DATA RECORDS =>
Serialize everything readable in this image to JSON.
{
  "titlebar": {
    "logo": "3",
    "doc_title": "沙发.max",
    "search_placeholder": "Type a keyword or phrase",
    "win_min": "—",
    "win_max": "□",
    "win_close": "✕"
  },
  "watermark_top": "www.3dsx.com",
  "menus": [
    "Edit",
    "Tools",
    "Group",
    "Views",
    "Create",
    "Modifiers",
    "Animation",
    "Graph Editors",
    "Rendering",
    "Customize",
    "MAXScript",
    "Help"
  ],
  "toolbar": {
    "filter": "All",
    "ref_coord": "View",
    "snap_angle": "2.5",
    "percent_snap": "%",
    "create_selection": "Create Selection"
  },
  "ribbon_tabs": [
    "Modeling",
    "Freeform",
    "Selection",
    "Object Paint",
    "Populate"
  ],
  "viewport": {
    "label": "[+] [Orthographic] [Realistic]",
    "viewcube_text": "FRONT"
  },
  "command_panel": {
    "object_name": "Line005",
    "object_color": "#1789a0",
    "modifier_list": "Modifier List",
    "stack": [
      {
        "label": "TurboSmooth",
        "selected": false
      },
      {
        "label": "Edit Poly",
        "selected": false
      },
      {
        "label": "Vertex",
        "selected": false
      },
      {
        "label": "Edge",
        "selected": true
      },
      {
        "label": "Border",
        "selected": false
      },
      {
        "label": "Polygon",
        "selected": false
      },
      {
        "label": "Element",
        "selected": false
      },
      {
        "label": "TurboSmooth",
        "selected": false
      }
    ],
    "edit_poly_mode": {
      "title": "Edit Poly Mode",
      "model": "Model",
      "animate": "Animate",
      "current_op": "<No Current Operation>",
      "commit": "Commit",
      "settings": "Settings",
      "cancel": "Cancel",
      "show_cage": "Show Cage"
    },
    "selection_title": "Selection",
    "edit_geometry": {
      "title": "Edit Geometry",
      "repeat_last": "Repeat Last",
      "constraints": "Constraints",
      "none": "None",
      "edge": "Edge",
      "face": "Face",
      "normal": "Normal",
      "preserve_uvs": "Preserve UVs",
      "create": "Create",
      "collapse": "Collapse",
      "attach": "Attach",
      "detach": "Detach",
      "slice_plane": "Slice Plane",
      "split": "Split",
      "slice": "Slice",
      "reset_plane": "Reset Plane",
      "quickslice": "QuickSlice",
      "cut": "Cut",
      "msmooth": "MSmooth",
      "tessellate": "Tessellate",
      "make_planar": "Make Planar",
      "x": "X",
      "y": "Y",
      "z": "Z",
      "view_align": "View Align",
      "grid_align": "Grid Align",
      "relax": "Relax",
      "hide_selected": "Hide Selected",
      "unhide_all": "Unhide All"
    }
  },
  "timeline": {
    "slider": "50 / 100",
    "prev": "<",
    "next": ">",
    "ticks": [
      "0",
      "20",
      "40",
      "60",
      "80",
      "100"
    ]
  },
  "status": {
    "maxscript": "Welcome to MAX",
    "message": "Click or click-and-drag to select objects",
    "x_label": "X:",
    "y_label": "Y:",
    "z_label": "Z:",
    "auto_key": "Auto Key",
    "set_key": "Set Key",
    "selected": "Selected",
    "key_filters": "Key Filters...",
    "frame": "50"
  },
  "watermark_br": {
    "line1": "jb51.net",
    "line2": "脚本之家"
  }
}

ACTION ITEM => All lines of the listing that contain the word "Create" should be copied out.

TASK ANSWER =>
    "Create",
    "create_selection": "Create Selection"
      "create": "Create",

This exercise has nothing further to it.